There’s not a parent alive who hasn’t been annoyed, angered, and disappointed in their children at one time or another. We all know the feeling of failure when our hopes for future brilliance are dashed in a nanosecond when a child does exactly what he was told not to do. Suddenly, we castastrophize our children to a life with no friends, jail-time, unemployment, and irresponsible behavior.
Our own parenting failures provoke over-controlling reactions in our attempts to finally get it right – so they will get it right. We yell, threaten, punish, and bribe believing our negative reactions will motivate our children to do what we want. Unless our children live in fear of what we’re going to do or say, they have their own agendas fueled by what’s in their best interest – getting what they want – like all of us.
Recently, New York Times columnist, David Brooks commented on the now viral letter of “bitter disappointment” written by Nick Crews to his adult children – known in Britain as the Crews Missile. Whether Crews is simply blowing off years of pent up steam with no care about how his message lands or whether he truly believes his words will inspire his children to change, his letter berating their failures has shocked many and emboldened others who support his indignation.
Imagine saying to your children, “It is obvious that none of you has the faintest notion of the bitter disappointment each of you has in your own way dished out to us.” We are all guilty of losing it – of blaming and criticizing our children, but this goes beyond the pale.
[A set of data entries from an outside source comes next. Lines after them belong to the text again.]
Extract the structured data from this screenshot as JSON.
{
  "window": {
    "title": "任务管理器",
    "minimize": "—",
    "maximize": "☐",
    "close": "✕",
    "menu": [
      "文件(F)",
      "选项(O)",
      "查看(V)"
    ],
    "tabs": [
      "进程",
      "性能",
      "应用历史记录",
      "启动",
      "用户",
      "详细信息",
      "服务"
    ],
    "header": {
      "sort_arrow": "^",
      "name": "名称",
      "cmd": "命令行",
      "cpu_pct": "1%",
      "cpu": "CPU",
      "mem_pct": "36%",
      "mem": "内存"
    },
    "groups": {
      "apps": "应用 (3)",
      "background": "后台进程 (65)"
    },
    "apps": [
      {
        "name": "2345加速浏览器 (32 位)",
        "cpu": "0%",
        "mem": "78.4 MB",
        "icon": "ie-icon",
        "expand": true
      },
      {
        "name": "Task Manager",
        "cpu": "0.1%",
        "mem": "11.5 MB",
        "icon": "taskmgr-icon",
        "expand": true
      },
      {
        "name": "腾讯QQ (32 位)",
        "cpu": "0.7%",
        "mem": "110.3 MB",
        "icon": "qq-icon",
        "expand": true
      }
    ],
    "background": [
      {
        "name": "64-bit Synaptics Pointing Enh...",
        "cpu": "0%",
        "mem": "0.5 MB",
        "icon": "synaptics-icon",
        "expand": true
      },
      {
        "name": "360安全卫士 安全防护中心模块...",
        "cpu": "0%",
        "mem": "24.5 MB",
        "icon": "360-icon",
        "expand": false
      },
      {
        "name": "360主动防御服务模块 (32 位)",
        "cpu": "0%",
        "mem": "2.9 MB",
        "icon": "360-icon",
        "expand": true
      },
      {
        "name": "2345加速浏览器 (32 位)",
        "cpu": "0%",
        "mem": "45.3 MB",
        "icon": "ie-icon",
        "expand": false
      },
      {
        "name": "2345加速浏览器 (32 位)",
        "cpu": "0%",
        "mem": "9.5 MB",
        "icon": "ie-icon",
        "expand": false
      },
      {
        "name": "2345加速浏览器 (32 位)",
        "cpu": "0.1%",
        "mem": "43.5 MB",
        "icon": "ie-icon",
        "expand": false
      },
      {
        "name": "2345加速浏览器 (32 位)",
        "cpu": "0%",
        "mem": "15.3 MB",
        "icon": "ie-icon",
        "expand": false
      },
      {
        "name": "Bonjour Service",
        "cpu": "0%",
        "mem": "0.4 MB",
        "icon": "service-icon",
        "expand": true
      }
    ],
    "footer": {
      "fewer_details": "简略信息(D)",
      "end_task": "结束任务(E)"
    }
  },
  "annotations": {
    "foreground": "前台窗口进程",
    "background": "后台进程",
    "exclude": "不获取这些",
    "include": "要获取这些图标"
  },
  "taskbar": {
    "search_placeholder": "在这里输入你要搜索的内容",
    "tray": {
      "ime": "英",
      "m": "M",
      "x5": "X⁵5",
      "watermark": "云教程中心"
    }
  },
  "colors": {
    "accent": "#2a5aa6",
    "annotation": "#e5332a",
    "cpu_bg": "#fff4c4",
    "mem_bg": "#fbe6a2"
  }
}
As Brooks says, “The way to get someone out of a negative cascade is not…to attack their bad behavior. It’s to go on offense and try to maximize some alternative good behavior. There’s a trove of research suggesting that it’s best to tackle negative behaviors obliquely, by redirecting attention toward different, positive ones.”
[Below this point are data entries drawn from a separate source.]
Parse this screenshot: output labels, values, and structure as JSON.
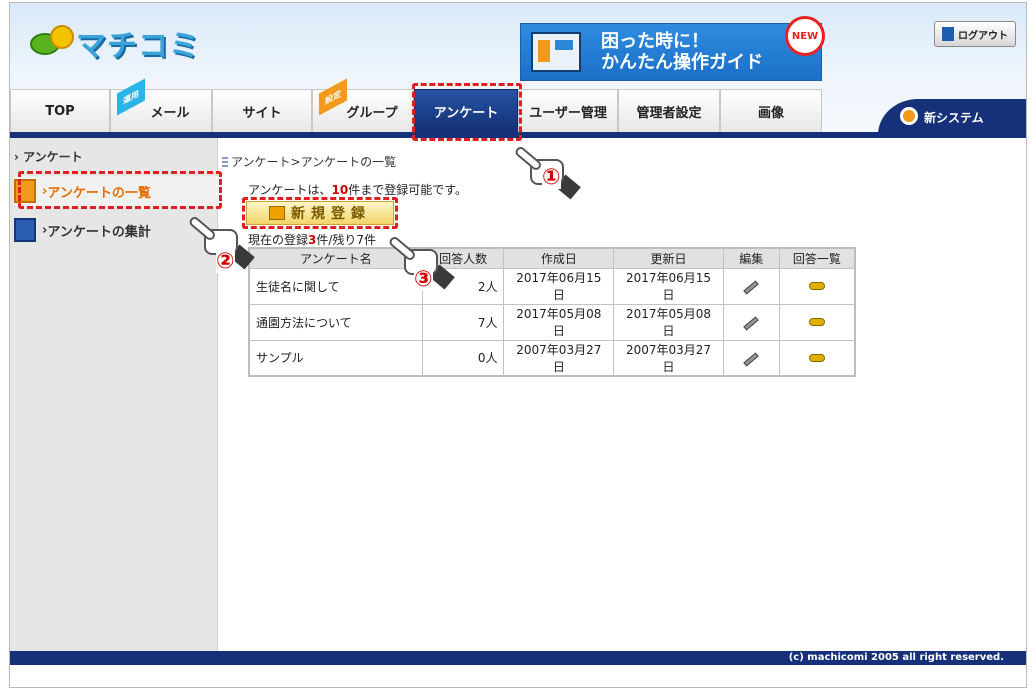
{
  "app": {
    "logo_text": "マチコミ",
    "banner_text_1": "困った時に！",
    "banner_text_2": "かんたん操作ガイド",
    "banner_badge": "NEW",
    "logout_label": "ログアウト",
    "new_system_label": "新システム"
  },
  "nav": {
    "tabs": [
      {
        "label": "TOP",
        "tag": ""
      },
      {
        "label": "メール",
        "tag": "運用"
      },
      {
        "label": "サイト",
        "tag": ""
      },
      {
        "label": "グループ",
        "tag": "設定"
      },
      {
        "label": "アンケート",
        "tag": ""
      },
      {
        "label": "ユーザー管理",
        "tag": ""
      },
      {
        "label": "管理者設定",
        "tag": ""
      },
      {
        "label": "画像",
        "tag": ""
      }
    ]
  },
  "sidebar": {
    "title": "アンケート",
    "items": [
      {
        "label": "アンケートの一覧"
      },
      {
        "label": "アンケートの集計"
      }
    ]
  },
  "main": {
    "breadcrumb": "アンケート>アンケートの一覧",
    "limit_prefix": "アンケートは、",
    "limit_number": "10",
    "limit_suffix": "件まで登録可能です。",
    "new_button_label": "新規登録",
    "count_prefix": "現在の登録",
    "count_number": "3",
    "count_suffix": "件/残り7件",
    "table": {
      "headers": [
        "アンケート名",
        "回答人数",
        "作成日",
        "更新日",
        "編集",
        "回答一覧"
      ],
      "rows": [
        {
          "name": "生徒名に関して",
          "responses": "2人",
          "created": "2017年06月15日",
          "updated": "2017年06月15日"
        },
        {
          "name": "通園方法について",
          "responses": "7人",
          "created": "2017年05月08日",
          "updated": "2017年05月08日"
        },
        {
          "name": "サンプル",
          "responses": "0人",
          "created": "2007年03月27日",
          "updated": "2007年03月27日"
        }
      ]
    }
  },
  "annotations": {
    "marker_1": "①",
    "marker_2": "②",
    "marker_3": "③"
  },
  "footer": {
    "copyright": "(c) machicomi 2005 all right reserved."
  }
}
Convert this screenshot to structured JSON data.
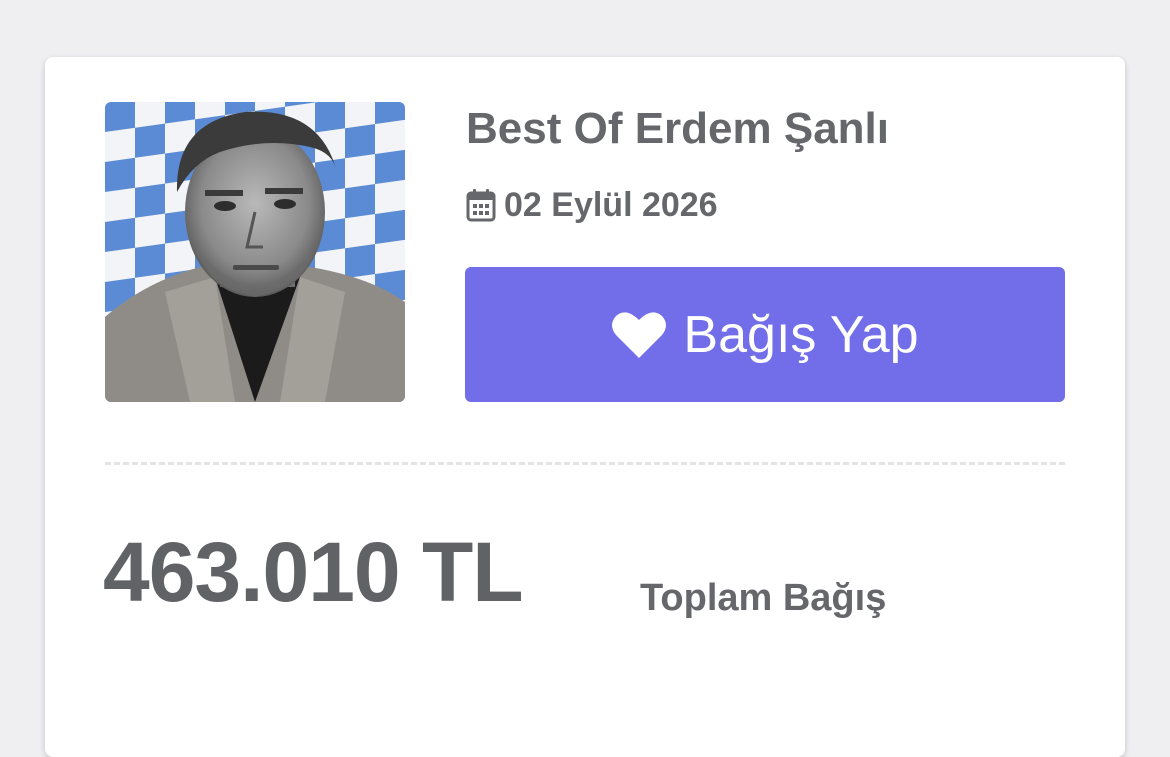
{
  "event": {
    "title": "Best Of Erdem Şanlı",
    "date": "02 Eylül 2026",
    "date_icon": "calendar-icon"
  },
  "donate_button": {
    "label": "Bağış Yap",
    "icon": "heart-icon",
    "color": "#726de8"
  },
  "stats": {
    "total_amount": "463.010 TL",
    "total_label": "Toplam Bağış"
  },
  "colors": {
    "text": "#66676b",
    "checker_blue": "#5b8fd6"
  }
}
In my book Confident Parents Remarkable Kids: 8 Principles for Raising Kids You’ll Love to Live With, the 6th principle is, What I Focus on Grows. Whether the focus is positive or negative, a parent’s attention becomes a magnet for the child’s attention but not in the way parents assume. If a parent complains, “Why do you always have to hit your sister?” or “How many times do I have to remind you before you do anything?” the child’s focus turns to being a hitter and incapable of following direction. The child learns: This is who I am.
Why is it effortless to highlight what our children do wrong instead of what they do right?
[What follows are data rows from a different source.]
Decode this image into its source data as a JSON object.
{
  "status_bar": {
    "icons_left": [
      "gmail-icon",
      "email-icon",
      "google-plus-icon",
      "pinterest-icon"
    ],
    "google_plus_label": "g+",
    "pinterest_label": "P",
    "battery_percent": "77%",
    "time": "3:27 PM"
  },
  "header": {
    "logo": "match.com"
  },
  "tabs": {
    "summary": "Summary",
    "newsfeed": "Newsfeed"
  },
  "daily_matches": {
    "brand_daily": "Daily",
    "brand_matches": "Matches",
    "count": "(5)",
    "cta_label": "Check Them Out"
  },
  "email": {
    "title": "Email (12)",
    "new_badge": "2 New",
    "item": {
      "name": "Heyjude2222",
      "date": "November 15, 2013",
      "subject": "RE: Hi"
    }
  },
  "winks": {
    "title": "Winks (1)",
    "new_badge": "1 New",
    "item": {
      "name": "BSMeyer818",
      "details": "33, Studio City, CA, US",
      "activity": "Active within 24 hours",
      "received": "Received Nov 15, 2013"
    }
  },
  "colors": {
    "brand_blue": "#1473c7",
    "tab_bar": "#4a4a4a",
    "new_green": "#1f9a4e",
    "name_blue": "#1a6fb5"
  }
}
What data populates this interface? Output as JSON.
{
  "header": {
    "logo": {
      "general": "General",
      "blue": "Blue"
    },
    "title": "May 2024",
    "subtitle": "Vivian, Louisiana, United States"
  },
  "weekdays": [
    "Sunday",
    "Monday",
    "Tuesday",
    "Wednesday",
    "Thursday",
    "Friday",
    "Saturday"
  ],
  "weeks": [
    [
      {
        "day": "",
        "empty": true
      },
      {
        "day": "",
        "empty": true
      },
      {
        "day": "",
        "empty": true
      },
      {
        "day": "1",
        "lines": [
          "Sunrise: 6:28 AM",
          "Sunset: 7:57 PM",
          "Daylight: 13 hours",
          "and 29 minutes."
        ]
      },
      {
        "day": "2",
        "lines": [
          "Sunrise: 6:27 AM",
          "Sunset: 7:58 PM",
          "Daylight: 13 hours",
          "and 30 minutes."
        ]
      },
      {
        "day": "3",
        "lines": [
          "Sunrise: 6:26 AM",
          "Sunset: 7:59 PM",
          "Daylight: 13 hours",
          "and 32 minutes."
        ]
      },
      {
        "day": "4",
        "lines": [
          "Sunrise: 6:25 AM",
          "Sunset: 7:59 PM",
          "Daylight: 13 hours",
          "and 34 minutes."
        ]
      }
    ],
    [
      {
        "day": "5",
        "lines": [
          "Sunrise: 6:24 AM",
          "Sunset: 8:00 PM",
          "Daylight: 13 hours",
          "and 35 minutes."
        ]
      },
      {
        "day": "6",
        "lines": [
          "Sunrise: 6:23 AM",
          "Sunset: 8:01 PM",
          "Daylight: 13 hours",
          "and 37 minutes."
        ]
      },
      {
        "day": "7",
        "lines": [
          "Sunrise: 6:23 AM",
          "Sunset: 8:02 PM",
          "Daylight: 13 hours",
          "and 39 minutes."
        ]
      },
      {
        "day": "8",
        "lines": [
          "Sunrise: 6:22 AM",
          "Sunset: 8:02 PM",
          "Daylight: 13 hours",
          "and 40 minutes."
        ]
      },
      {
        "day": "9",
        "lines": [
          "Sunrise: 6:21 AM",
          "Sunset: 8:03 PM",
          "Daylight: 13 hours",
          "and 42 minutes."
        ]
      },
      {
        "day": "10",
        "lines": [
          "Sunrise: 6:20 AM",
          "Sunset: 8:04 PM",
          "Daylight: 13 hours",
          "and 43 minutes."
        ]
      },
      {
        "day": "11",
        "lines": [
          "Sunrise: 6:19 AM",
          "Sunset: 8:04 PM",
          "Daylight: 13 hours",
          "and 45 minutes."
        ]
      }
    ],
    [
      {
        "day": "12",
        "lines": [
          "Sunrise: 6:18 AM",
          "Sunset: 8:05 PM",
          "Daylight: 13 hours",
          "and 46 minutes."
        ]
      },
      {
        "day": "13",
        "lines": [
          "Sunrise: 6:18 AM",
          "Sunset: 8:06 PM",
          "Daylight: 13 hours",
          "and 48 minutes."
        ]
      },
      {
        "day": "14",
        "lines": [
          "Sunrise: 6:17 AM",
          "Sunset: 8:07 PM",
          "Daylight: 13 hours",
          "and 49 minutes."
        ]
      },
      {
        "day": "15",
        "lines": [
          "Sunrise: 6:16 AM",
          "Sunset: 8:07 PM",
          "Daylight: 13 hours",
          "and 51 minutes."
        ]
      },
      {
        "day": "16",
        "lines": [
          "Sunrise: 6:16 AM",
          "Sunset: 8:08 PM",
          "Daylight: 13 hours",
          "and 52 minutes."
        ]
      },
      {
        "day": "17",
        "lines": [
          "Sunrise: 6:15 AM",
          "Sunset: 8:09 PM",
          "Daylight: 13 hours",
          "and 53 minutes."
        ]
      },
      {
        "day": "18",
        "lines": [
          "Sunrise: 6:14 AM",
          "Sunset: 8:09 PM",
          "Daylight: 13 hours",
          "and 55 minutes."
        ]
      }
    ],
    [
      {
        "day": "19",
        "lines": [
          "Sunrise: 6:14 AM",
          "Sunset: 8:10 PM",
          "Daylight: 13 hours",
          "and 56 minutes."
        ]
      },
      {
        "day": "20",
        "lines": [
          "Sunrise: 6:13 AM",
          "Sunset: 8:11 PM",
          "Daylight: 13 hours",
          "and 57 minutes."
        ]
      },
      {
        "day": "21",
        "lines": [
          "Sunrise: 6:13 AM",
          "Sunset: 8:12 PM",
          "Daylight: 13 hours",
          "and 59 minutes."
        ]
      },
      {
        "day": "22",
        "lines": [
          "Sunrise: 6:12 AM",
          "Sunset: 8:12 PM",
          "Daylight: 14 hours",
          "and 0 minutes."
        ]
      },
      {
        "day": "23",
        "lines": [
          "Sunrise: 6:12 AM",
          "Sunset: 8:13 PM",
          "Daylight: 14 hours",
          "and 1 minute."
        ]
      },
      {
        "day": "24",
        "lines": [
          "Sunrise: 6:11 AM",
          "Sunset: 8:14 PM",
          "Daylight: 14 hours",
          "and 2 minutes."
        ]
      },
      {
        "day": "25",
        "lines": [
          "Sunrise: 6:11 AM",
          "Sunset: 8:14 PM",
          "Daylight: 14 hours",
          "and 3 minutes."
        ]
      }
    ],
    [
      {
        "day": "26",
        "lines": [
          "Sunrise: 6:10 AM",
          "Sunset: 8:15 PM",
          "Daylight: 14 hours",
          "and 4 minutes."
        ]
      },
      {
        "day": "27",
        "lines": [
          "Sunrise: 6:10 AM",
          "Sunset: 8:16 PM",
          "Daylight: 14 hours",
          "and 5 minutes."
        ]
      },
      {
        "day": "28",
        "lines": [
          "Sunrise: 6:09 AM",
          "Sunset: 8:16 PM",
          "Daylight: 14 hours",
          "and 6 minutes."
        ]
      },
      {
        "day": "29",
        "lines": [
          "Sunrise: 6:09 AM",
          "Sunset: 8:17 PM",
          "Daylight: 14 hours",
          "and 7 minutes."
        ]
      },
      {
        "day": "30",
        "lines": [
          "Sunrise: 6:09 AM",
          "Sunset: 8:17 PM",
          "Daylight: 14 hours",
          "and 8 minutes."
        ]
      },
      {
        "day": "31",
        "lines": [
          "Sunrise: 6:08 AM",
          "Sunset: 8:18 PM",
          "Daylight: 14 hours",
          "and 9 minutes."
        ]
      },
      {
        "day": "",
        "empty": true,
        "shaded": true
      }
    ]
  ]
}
We must focus on what we want to increase, not on what we don’t. With Christmas and Hanukah just behind us our children are likely to behave in ways we may find disappointing – demanding, begging, craving material “junk” when we hope for and expect signs of appreciation and thoughtfulness. How to grow appreciation may seem counterintuitive. We need to excavate the potential in the demanding behavior.
“I have to have that game. Everyone has it. You have to get it for me!” may sound rude and presumptuous. The temptation is to counter with, “I don’t have to get you anything, and I’m certainly not likely to if you keep this up.”
Instead try, “You know what I really admire about you? You set your mind on something and your determination doesn’t let up. That’s a good quality to have. It’s going to get you far one day.”
You’re not giving in to the demand; you’re highlighting a positive quality in your child – one you’ve even acknowledged will be great one day. It’s simply being expressed in an immature way, because he’s a child.
When unpleasant behavior starts to get under your skin, instead of criticizing it, uncover your children’s resolve, perseverance, spunk, and steadfastness. Find ways to admire their desires, hopes, and dreams, and soon your children will be following those dreams.
A parent’s disappointment may be the single most damaging effect on a child. It says to the child, you are not who I want you to be, which translates to you are not good enough; I can’t love you. You would never intentionally say that to your child, so take responsibility for the messages they receive.
You may be disappointed by certain behavior. But behavior does not define your child. A child’s job is to get what he wants when he wants it. That’s to be expected. A parent’s job is to support the desire under the behavior if not the object of desire.
Photo Credit: Fire Eyes Photography